My old punk friends complain about feeling alientated at shows, and not knowing how to relate to the fire in young people who are struggling with things we've already come to conclusions about, and complaining about bad tactics of young punks at our small little protests in our small little town. Like there was a Critical Mass bikeride recently, and at the end of it, someone locked themselves to the doors of an abandon Bank of America, and they were shouting out the ways the Bank of America was actively killing the world. My old punk friend left. I mean, I probably would have too. He said there were parents with kids there, there were lots of people who didn't want to get arrested, and it just seemed like how many times do we have to repeat the same tactical mistakes, alienating people, getting arrested.
Yesterday I was talking to Finn and he was saying that the generations in activist circles are so small. Like a couple years brings a whole new generation, and a lot of the people who two years ago were active, now have disapeared, and there's no one to pass down the lessons learned from experience.
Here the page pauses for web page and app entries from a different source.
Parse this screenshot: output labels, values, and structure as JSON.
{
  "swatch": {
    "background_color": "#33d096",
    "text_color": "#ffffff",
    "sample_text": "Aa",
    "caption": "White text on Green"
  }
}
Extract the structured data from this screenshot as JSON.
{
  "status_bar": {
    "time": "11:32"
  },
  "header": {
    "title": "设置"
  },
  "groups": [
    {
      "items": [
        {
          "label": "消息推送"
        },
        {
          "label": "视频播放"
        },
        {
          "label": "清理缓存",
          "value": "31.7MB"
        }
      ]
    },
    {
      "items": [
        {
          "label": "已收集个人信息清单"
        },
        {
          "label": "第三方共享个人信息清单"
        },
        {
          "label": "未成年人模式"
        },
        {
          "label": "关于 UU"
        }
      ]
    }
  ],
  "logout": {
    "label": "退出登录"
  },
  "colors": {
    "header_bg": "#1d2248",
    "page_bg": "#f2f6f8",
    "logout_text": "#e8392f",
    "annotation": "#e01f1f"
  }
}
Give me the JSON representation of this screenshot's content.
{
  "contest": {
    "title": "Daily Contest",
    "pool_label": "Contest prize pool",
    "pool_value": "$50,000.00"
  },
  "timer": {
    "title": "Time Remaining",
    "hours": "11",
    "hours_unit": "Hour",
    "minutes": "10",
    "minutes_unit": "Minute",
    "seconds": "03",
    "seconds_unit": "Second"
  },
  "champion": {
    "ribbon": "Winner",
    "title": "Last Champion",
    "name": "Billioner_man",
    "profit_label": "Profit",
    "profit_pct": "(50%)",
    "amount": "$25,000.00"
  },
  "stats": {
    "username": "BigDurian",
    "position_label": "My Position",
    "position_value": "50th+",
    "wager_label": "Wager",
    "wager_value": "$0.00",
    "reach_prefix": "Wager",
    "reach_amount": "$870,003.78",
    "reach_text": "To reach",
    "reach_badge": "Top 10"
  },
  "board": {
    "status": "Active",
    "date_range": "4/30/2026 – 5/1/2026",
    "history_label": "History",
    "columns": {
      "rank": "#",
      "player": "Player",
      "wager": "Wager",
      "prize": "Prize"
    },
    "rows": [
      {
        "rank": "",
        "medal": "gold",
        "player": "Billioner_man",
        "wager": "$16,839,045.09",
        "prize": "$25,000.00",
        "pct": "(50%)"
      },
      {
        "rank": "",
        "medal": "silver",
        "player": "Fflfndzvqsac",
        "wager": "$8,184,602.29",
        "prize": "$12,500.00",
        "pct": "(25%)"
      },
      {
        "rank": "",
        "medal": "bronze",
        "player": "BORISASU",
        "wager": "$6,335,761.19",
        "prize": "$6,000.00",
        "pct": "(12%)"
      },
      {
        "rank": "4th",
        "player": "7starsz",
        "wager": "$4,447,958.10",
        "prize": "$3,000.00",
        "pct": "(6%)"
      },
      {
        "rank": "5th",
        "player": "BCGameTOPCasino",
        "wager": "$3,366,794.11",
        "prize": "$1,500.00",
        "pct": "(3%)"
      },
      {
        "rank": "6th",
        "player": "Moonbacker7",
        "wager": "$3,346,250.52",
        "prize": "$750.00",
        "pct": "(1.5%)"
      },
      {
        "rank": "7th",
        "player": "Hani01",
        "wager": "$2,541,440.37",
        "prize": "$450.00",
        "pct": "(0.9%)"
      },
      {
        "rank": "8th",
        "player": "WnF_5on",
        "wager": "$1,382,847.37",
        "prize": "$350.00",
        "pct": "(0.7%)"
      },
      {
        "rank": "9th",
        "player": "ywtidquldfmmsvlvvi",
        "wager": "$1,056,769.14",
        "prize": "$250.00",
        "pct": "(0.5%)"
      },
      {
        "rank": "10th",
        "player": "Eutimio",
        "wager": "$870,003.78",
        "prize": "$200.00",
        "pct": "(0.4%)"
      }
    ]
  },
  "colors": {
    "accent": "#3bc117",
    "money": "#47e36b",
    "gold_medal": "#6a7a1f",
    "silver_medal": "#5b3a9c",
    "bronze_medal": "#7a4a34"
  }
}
I see a lot of my older friends giving up. Losing passion. I hear them say things like "I used to read a lot and now I almost never do." And I think it is so essential that we figure out ways to support eachother in growing older and staying committed. I think it is so important that we continue to challenge ourselves and eachother. I think it is so important that we try and figure out how to pass down our experiences and the lessons we've learned without being condescending, and without telling young people that they shouldn't try things anyway, even if when we did the same things we failed. Sometimes you have to learn things for yourself.
And we need to make more of an effort to talk to talk to young people, like when I heard about that Critical Mass, I was thinking I would have left too, but I probably would have tried to find the people who organized it later, talked with them later in the week, asking them what were their goals with that action, and talking about the importance of letting people who come to a protest know if they're going to do something in an effort to get arrested. Talk about the ideas of symbolic action, media, buliding mass movement, building visability, or small, cohesive groups. Talk with them, instead of saying "this isn't for me anymore".
And I think young people should know that for the most part we are a bunch of babies, scared of their fire and scared of their judgement, and unsure of our place in things anymore. Some of us may be bitter and jaded, but most of us are little fraidy cats and would probably really love to be asked questions about what we experienced, what we learned.